In 2002 a legislation was passed by the parliament for the formation of National company Law Tribunal and the national company law appellate tribunal as alternatives for High courts in company law matters (Bar And Bench, n.d.). The court ordered for a selection committee be constituted which shall consist of the Chief Justice of India (CJI) or his nominee as chairperson ( with casting vote), a senior judge of supreme Court or Chief justice of high court as member and secretaries from the ministry of Finance or Company affairs and Law as two other members.

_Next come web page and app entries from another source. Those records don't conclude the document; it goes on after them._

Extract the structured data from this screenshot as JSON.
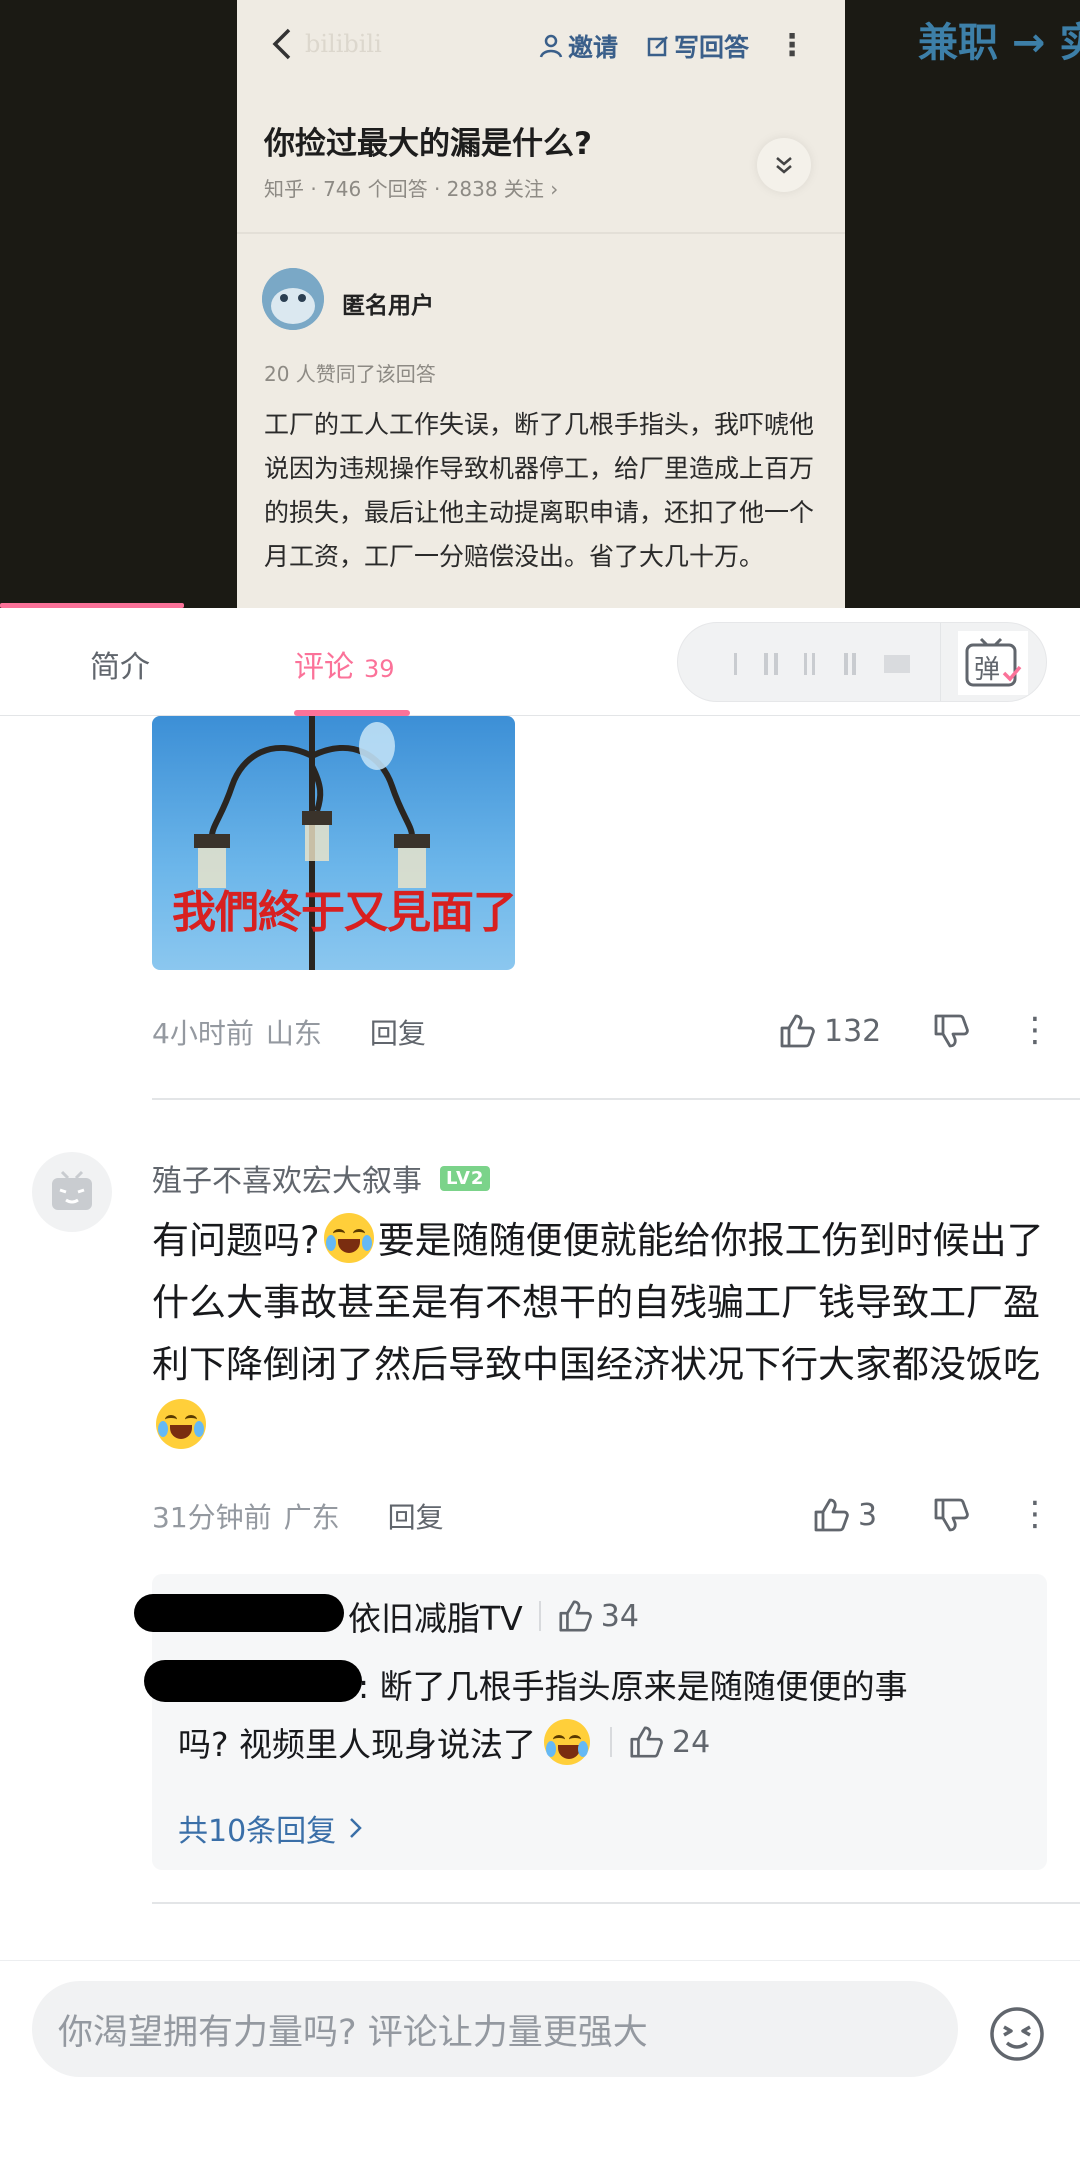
{
  "video": {
    "watermark": "bilibili",
    "invite_label": "邀请",
    "write_answer_label": "写回答",
    "question_title": "你捡过最大的漏是什么?",
    "question_meta": "知乎 · 746 个回答 · 2838 关注 ›",
    "answer_user": "匿名用户",
    "answer_likes": "20 人赞同了该回答",
    "answer_body": "工厂的工人工作失误，断了几根手指头，我吓唬他说因为违规操作导致机器停工，给厂里造成上百万的损失，最后让他主动提离职申请，还扣了他一个月工资，工厂一分赔偿没出。省了大几十万。",
    "side_text": "兼职 → 实",
    "progress_fraction": 0.17
  },
  "tabs": {
    "intro_label": "简介",
    "comments_label": "评论",
    "comments_count": "39",
    "danmaku_toggle_label": "弹"
  },
  "meme": {
    "caption": "我們終于又見面了"
  },
  "comment1": {
    "time": "4小时前",
    "location": "山东",
    "reply_label": "回复",
    "likes": "132"
  },
  "comment2": {
    "username": "殖子不喜欢宏大叙事",
    "level": "LV2",
    "text_part1": "有问题吗?",
    "text_part2": "要是随随便便就能给你报工伤到时候出了什么大事故甚至是有不想干的自残骗工厂钱导致工厂盈利下降倒闭了然后导致中国经济状况下行大家都没饭吃",
    "time": "31分钟前",
    "location": "广东",
    "reply_label": "回复",
    "likes": "3",
    "replies": [
      {
        "author_suffix": "依旧减脂TV",
        "likes": "34"
      },
      {
        "text_line1": ": 断了几根手指头原来是随随便便的事",
        "text_line2": "吗? 视频里人现身说法了",
        "likes": "24"
      }
    ],
    "more_replies": "共10条回复"
  },
  "bottom": {
    "input_placeholder": "你渴望拥有力量吗? 评论让力量更强大"
  },
  "colors": {
    "accent": "#fb7299",
    "link": "#3a6fa8",
    "level_badge": "#7bd38a"
  }
}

According to Section 184 of finanace act 2017 there were certain rules and qualifications and other conditions of service of members of 19 tribunals. (Bar And Bench, n.d.)
In the case of Rojer Mathew v/s South India Bank Ltd, A 5 judge bench declared that the rules to be unconstitutional since:
  1. There was lack of judicial dominance in search and selection committee
  2. Qualifications that were required for judicial and technical members lacked judicial character
  3. There was any disparity in age of superannuation
  4. Short tenures of members and powers of government to reappoint members after retirement from one tribunal to another would lead to interference by executive.

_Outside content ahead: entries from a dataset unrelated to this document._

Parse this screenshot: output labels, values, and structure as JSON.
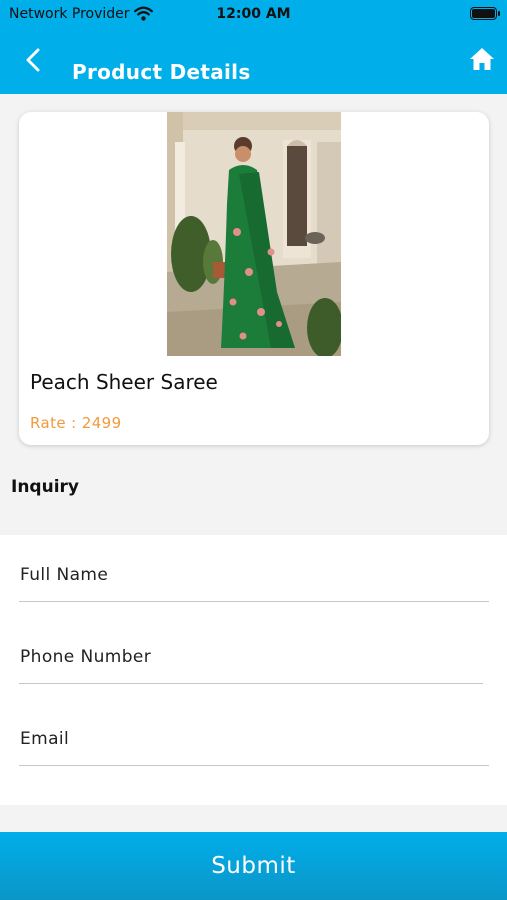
{
  "status_bar": {
    "carrier": "Network Provider",
    "time": "12:00 AM"
  },
  "header": {
    "title": "Product Details"
  },
  "product": {
    "name": "Peach Sheer Saree",
    "rate": "Rate : 2499"
  },
  "inquiry": {
    "label": "Inquiry",
    "fields": [
      {
        "placeholder": "Full Name",
        "value": ""
      },
      {
        "placeholder": "Phone Number",
        "value": ""
      },
      {
        "placeholder": "Email",
        "value": ""
      }
    ],
    "submit_label": "Submit"
  },
  "colors": {
    "header_bg": "#00aeea",
    "rate_text": "#f29a3b",
    "page_bg": "#f3f3f3"
  },
  "icons": {
    "back": "chevron-left-icon",
    "home": "home-icon",
    "wifi": "wifi-icon",
    "battery": "battery-icon"
  }
}
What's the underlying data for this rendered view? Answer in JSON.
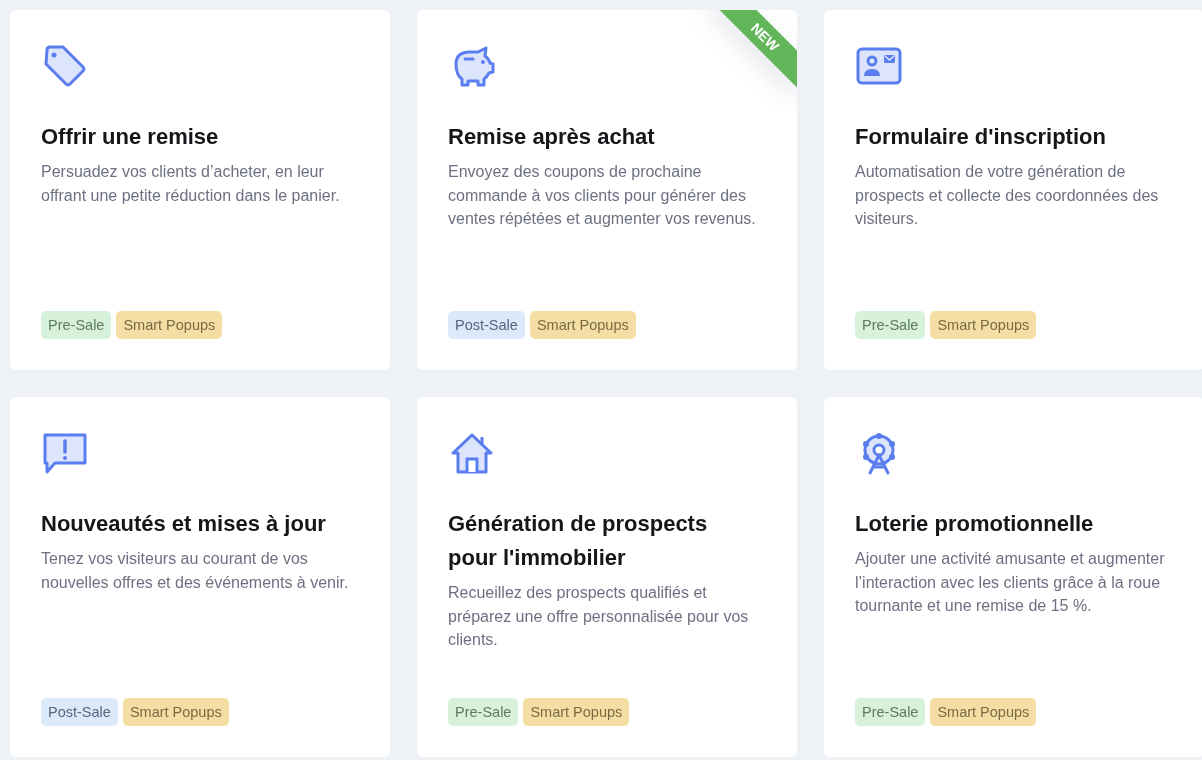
{
  "cards": [
    {
      "title": "Offrir une remise",
      "description": "Persuadez vos clients d’acheter, en leur offrant une petite réduction dans le panier.",
      "tags": [
        {
          "label": "Pre-Sale",
          "kind": "presale"
        },
        {
          "label": "Smart Popups",
          "kind": "smart"
        }
      ]
    },
    {
      "title": "Remise après achat",
      "description": "Envoyez des coupons de prochaine commande à vos clients pour générer des ventes répétées et augmenter vos revenus.",
      "ribbon": "NEW",
      "tags": [
        {
          "label": "Post-Sale",
          "kind": "postsale"
        },
        {
          "label": "Smart Popups",
          "kind": "smart"
        }
      ]
    },
    {
      "title": "Formulaire d'inscription",
      "description": "Automatisation de votre génération de prospects et collecte des coordonnées des visiteurs.",
      "tags": [
        {
          "label": "Pre-Sale",
          "kind": "presale"
        },
        {
          "label": "Smart Popups",
          "kind": "smart"
        }
      ]
    },
    {
      "title": "Nouveautés et mises à jour",
      "description": "Tenez vos visiteurs au courant de vos nouvelles offres et des événements à venir.",
      "tags": [
        {
          "label": "Post-Sale",
          "kind": "postsale"
        },
        {
          "label": "Smart Popups",
          "kind": "smart"
        }
      ]
    },
    {
      "title": "Génération de prospects pour l'immobilier",
      "description": "Recueillez des prospects qualifiés et préparez une offre personnalisée pour vos clients.",
      "tags": [
        {
          "label": "Pre-Sale",
          "kind": "presale"
        },
        {
          "label": "Smart Popups",
          "kind": "smart"
        }
      ]
    },
    {
      "title": "Loterie promotionnelle",
      "description": "Ajouter une activité amusante et augmenter l’interaction avec les clients grâce à la roue tournante et une remise de 15 %.",
      "tags": [
        {
          "label": "Pre-Sale",
          "kind": "presale"
        },
        {
          "label": "Smart Popups",
          "kind": "smart"
        }
      ]
    }
  ]
}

Thereby jeopardising the independence of the judiciary. These specific rules were again changed in 2020 where a 5 member committee shall be appointed with the chief justice and his nominee having a casting vote. It was also directed that advocates who hold 10 years of experience can be appointed as judicial members of the tribunals and their retirement age was set at 67 years. (Bar And Bench, n.d.)

A recent judgement given by the supreme court in the case of Union of India vs Madras bar Association ,where the Supreme Court ordered separation of Tribunals from the clutches of the executive, has created a lot of interest in the legal arena. It is imperative to say that the judiciary has always been in control of the tribunals. Again the pattern in which they follow is to reduce the workload of the cases of the judiciary.

Eventually as the result of this:
  1. The judiciary wants to have a major say in the appointment if the members of the tribunals.
  2. The judiciary wants to rehabilitate retired judges in the tribunals
  3. The judiciary feels that it has exclusive and predominant power to adjudicate even those disputes of technical and complex nature, as the sole custodian of justice. (Bar And Bench, n.d.)
Here the nodal commission shall take place to end this tussle between the executive and the judiciary. Consolidated funds shall be used for the administration of the tribunals which rests in the hands of the present government.

The only concern which shall remain with the selection of members would be if they have enough expertise in their field to administrate the tribunals. With major countries in the world and their supreme courts rehabilitating learned persons into this field, it will be a question for both the executive and the judiciary to make a selection committee, who are capable of selecting the best among the best.

  1. Bar and Bench :Administration of Justice from tribunalization to trivialiazation
  2. 1954 AIR 520, 1955 SCR 287
  3. Tribunalization of Justice: Legal Services India
  4. 1987 SCR (3) 233, 1987 SCC Supl. 734

Law Article in India

Ask A Lawyers

You May Like

Legal Question & Answers

Lawyers in India - Search By City

Copyright Filing
Online Copyright Registration


Increased Age For Girls Marriage


It is hoped that the Prohibition of Child Marriage (Amendment) Bill, 2021, which intends to inc...

How To File For Mutual Divorce In Delhi


How To File For Mutual Divorce In Delhi Mutual Consent Divorce is the Simplest Way to Obtain a D...

Facade of Social Media


One may very easily get absorbed in the lives of others as one scrolls through a Facebook news ...

Section 482 CrPc - Quashing Of FIR: Guid...


The Inherent power under Section 482 in The Code Of Criminal Procedure, 1973 (37th Chapter of t...

The Uniform Civil Code (UCC) in India: A...


The Uniform Civil Code (UCC) is a concept that proposes the unification of personal laws across...

Role Of Artificial Intelligence In Legal...


Artificial intelligence (AI) is revolutionizing various sectors of the economy, and the legal i...

Lawyers Registration
Lawyers Membership - Get Clients Online

File caveat In Supreme Court Instantly